Research in Motion's announcement on Monday of intentions to lay off 2,000 employees, about 10 percent of its workforce, did nothing to inspire investors that the company can rebound from its current slump.

The company's stock price dropped $1.24, approximately 4.4 percent, after the announcement as most were looking for the Canadian-based company to do more than just cut expenses.

The company also announced the retirement of chief operating officer Don Morrison and that it'd split Morrison's former responsibilities into three separate roles. This move could further enrage investors, especially considering the heat shareholders have put on RIM to dump its current co-CEO management system.

Shareholders and analysts have recently put pressure on the company to ditch at least one of Mike Lazaridis and Jim Balsillie, but the company continues to stand behind its maligned executives.

Layoffs Won't Solve Shrinking Market Share Issue

The layoffs will save the company money, but does nothing to solve the company's lack of revenue stream issue. The company has seen its main line of products, the BlackBerry, continue to lose its market share to Google Android phones and Apple iPhones.

At one point BlackBerry was at the top of the smartphone market, but has continued to fall behind after the rise of touch screen phones.
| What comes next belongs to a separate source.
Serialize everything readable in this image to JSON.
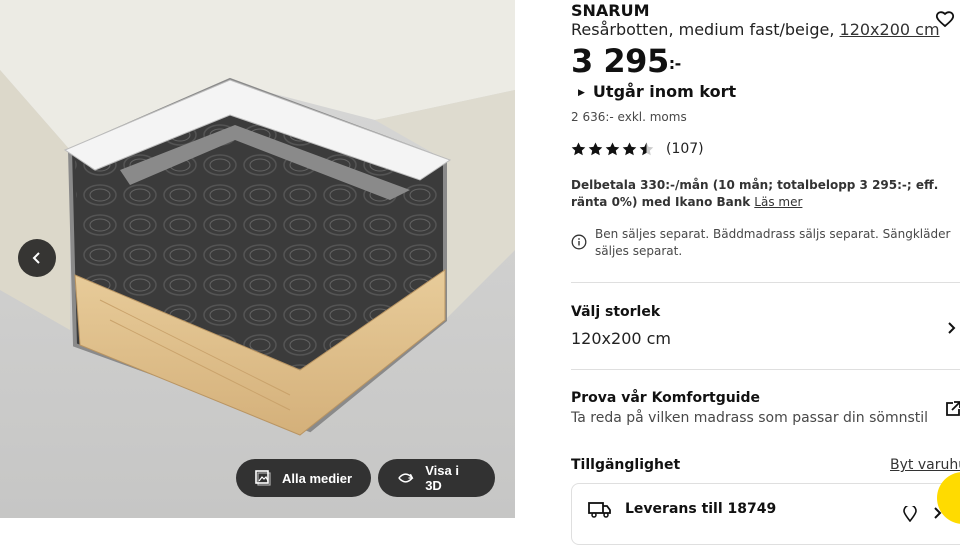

Apple announced recently that it had sold a record amount of iPhones, 20.3 million over three months, while RIM only sold 12.3 million Blackberrys over the March to May period.

Additionally, the company's attempt at a tablet computer was met with disappointed reactions. Apple's iPad continues to dominate the tablet market, while RIM's PlayBook hasn't made a major impact on the market. The company did just receive government certification for the PlayBook, but the potential sales impact doesn't figure to jumpstart the company.

The company also recently lost one of PlayBook's lead developers, Ryan Bidan, to rival Samsung.

Split Company in Two?

The RIM situation has gotten so bad that one analyst has called for the company to split in two.

RBC Capital analyst Mike Abramsky, who at one point was bullish on the company, thinks that RIM's chance of survival could hinge on whether the company splits in two. Abramsky thinks the company would be well-suited to split its well-regarded data services system from the rest of the company, but other analysts such as Jeffries & Co.'s Peter Misek think that can be accomplished without dividing the company.

The BlackBerry maker has seen its share of recent media criticism, in part due to an anonymous letter that got to the heart of some of RIM's most intimate problems.

The letter, penned by an anonymous high-ranking RIM official, explained a lack of confidence in where the company currently stood and detailed eight steps to potentially get the company back on track. Based on Monday's announcement, it appears RIM has largely ignored the well-thought out anonymous suggestions.

QNX or Bust?

The company has placed a lot of hope on its new QNX operating system, but has continued to see delays in releasing a QNX-backed phone into the market.

Misek and other analysts think that the QNX technology can help get the company back on the right path, but time could be running out. The longer the company waits to release the handsets, the more Android phones and iPhones will populate the market.

The buzz surrounding an iPhone 5 is already intense, while no one besides RIM shareholders seems to really be talking about its new QNX phones.

RIM seems to have slid into irrelevancy and might be too late to reverse the trend. Its hopes could reside squarely on the success of its new handsets and hope that some positive momentum can carry the company in other areas.

But one thing is for certain-dumping 2,000 employees isn't going to give the company any of the positive momentum it desperately craves.

Yet again RIM is in negative media spotlight and one of these days the company will not be able to withstand the bad press.

Unfortunately for RIM, that day could be right around the corner.